■ **WHAT TO PRODUCE**:
Since pictures are not wanted in the copy, output only the rest of each record exactly.
MATERIAL SUPPLIED below:
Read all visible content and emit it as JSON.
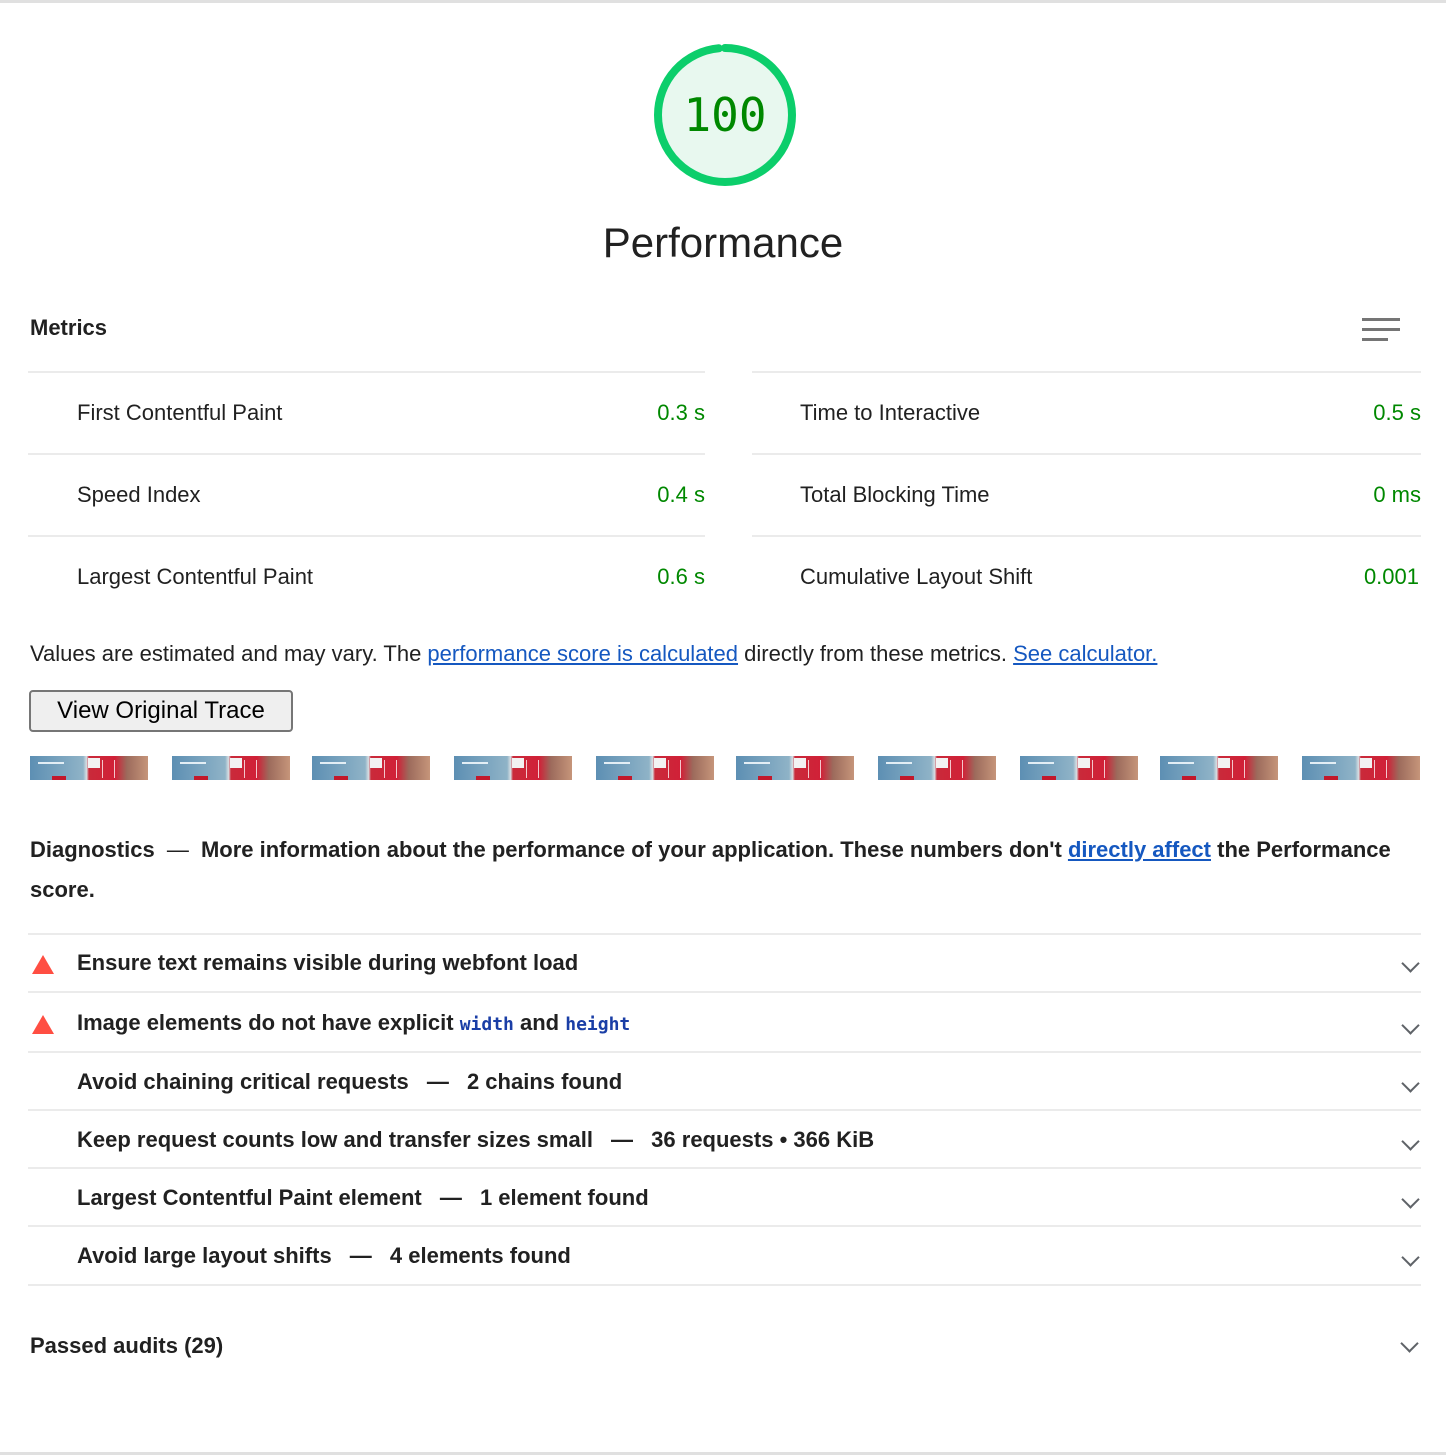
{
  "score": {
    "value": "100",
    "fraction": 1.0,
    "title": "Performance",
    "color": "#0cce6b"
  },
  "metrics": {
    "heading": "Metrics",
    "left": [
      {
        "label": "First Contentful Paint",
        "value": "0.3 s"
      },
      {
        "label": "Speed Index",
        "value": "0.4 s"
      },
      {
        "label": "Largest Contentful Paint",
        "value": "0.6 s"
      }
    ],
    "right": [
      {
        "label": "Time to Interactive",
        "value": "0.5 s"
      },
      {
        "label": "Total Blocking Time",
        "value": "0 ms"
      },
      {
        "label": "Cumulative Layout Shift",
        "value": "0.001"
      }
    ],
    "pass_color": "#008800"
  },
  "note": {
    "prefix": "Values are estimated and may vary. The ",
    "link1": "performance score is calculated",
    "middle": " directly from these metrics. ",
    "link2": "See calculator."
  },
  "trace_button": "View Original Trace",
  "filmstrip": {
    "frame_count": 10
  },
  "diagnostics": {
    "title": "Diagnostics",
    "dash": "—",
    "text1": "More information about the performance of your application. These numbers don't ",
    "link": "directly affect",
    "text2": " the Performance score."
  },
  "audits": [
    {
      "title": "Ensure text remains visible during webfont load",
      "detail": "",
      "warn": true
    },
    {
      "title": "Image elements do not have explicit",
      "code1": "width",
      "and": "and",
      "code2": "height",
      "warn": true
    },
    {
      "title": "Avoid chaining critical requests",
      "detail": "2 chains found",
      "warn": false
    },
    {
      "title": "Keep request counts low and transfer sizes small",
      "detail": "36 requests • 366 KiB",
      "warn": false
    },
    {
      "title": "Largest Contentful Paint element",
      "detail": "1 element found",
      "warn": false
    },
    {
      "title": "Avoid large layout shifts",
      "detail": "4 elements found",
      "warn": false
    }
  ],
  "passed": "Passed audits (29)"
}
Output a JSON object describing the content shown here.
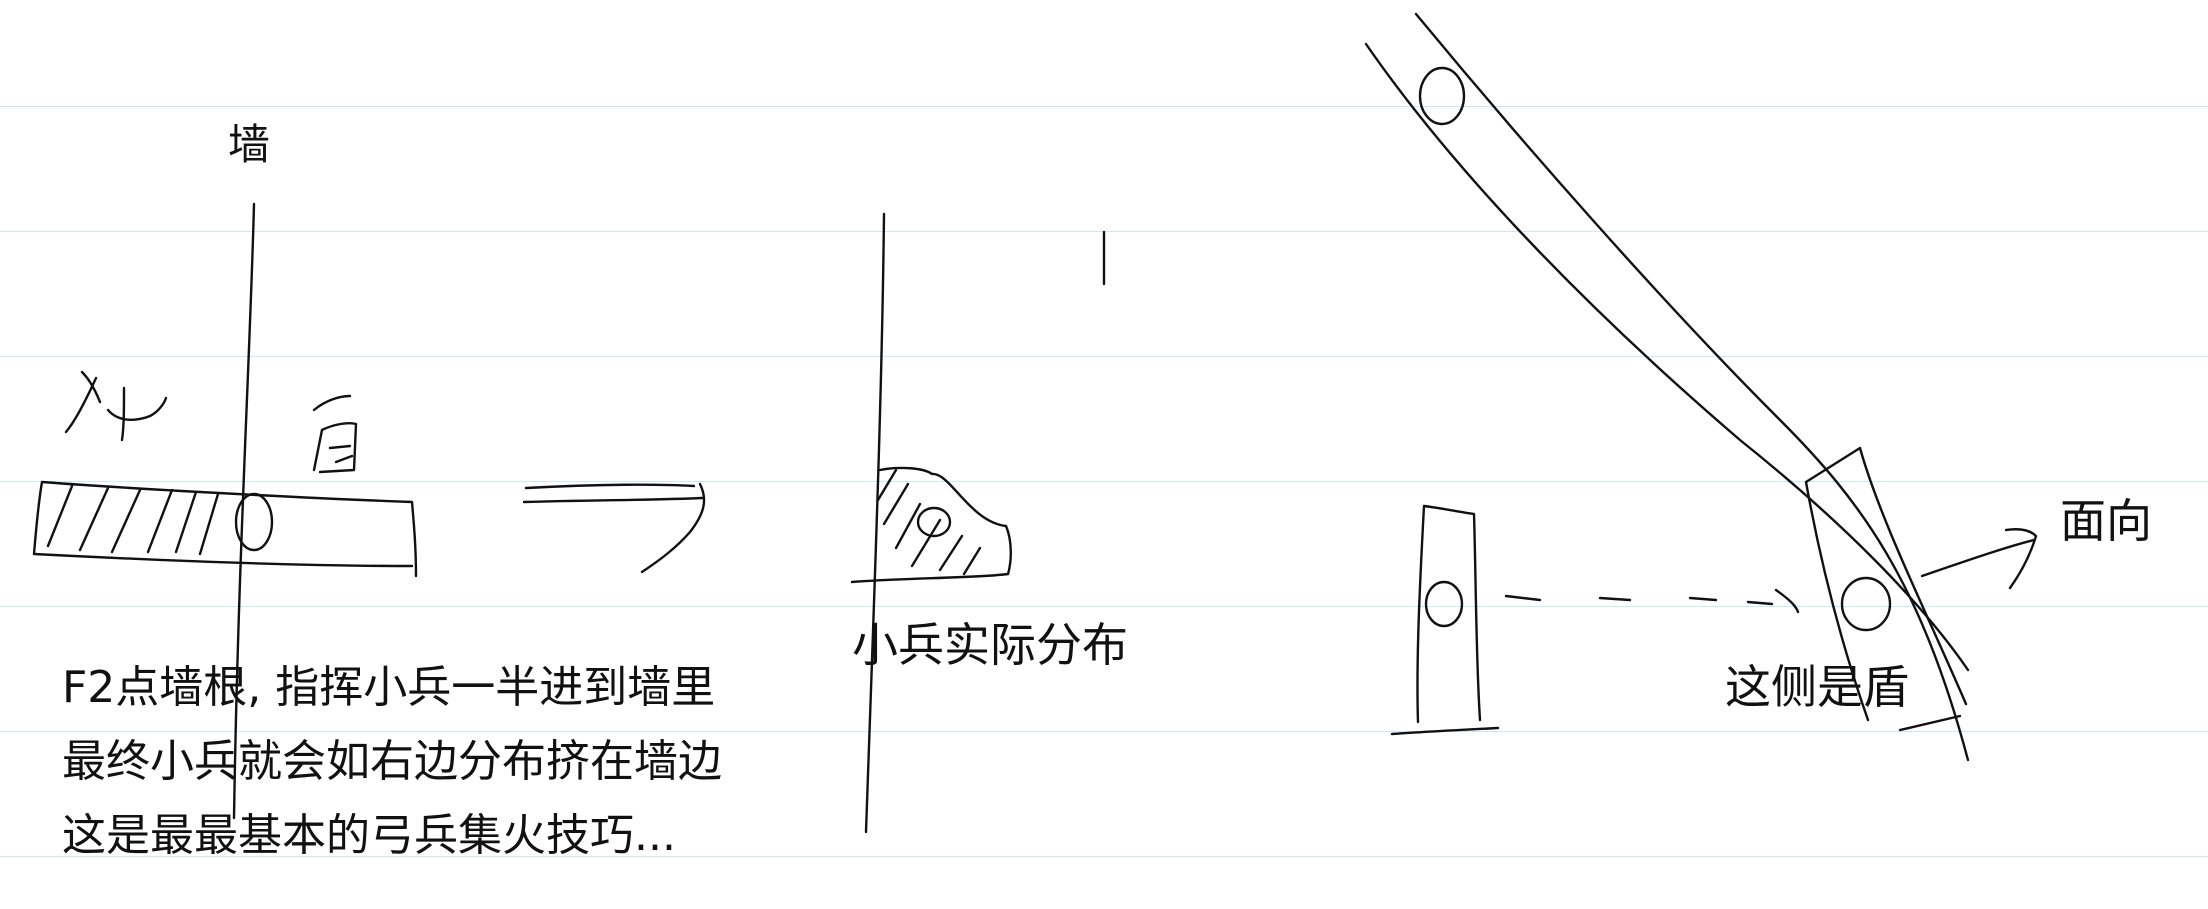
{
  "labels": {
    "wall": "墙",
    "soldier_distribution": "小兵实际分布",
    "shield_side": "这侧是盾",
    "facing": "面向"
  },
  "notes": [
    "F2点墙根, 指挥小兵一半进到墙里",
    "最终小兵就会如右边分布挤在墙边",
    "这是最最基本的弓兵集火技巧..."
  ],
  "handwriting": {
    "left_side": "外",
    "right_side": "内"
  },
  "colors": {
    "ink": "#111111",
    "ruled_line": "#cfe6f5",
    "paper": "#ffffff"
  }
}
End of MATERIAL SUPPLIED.
■ **RESULT OF THE EXERCISE**:
Read all visible content and emit it as JSON.
{
  "score": {
    "value": "100",
    "fraction": 1.0,
    "title": "Performance",
    "color": "#0cce6b"
  },
  "metrics": {
    "heading": "Metrics",
    "left": [
      {
        "label": "First Contentful Paint",
        "value": "0.3 s"
      },
      {
        "label": "Speed Index",
        "value": "0.4 s"
      },
      {
        "label": "Largest Contentful Paint",
        "value": "0.6 s"
      }
    ],
    "right": [
      {
        "label": "Time to Interactive",
        "value": "0.5 s"
      },
      {
        "label": "Total Blocking Time",
        "value": "0 ms"
      },
      {
        "label": "Cumulative Layout Shift",
        "value": "0.001"
      }
    ],
    "pass_color": "#008800"
  },
  "note": {
    "prefix": "Values are estimated and may vary. The ",
    "link1": "performance score is calculated",
    "middle": " directly from these metrics. ",
    "link2": "See calculator."
  },
  "trace_button": "View Original Trace",
  "filmstrip": {
    "frame_count": 10
  },
  "diagnostics": {
    "title": "Diagnostics",
    "dash": "—",
    "text1": "More information about the performance of your application. These numbers don't ",
    "link": "directly affect",
    "text2": " the Performance score."
  },
  "audits": [
    {
      "title": "Ensure text remains visible during webfont load",
      "detail": "",
      "warn": true
    },
    {
      "title": "Image elements do not have explicit",
      "code1": "width",
      "and": "and",
      "code2": "height",
      "warn": true
    },
    {
      "title": "Avoid chaining critical requests",
      "detail": "2 chains found",
      "warn": false
    },
    {
      "title": "Keep request counts low and transfer sizes small",
      "detail": "36 requests • 366 KiB",
      "warn": false
    },
    {
      "title": "Largest Contentful Paint element",
      "detail": "1 element found",
      "warn": false
    },
    {
      "title": "Avoid large layout shifts",
      "detail": "4 elements found",
      "warn": false
    }
  ],
  "passed": "Passed audits (29)"
}
Output a JSON object describing the content shown here.
{
  "labels": {
    "wall": "墙",
    "soldier_distribution": "小兵实际分布",
    "shield_side": "这侧是盾",
    "facing": "面向"
  },
  "notes": [
    "F2点墙根, 指挥小兵一半进到墙里",
    "最终小兵就会如右边分布挤在墙边",
    "这是最最基本的弓兵集火技巧..."
  ],
  "handwriting": {
    "left_side": "外",
    "right_side": "内"
  },
  "colors": {
    "ink": "#111111",
    "ruled_line": "#cfe6f5",
    "paper": "#ffffff"
  }
}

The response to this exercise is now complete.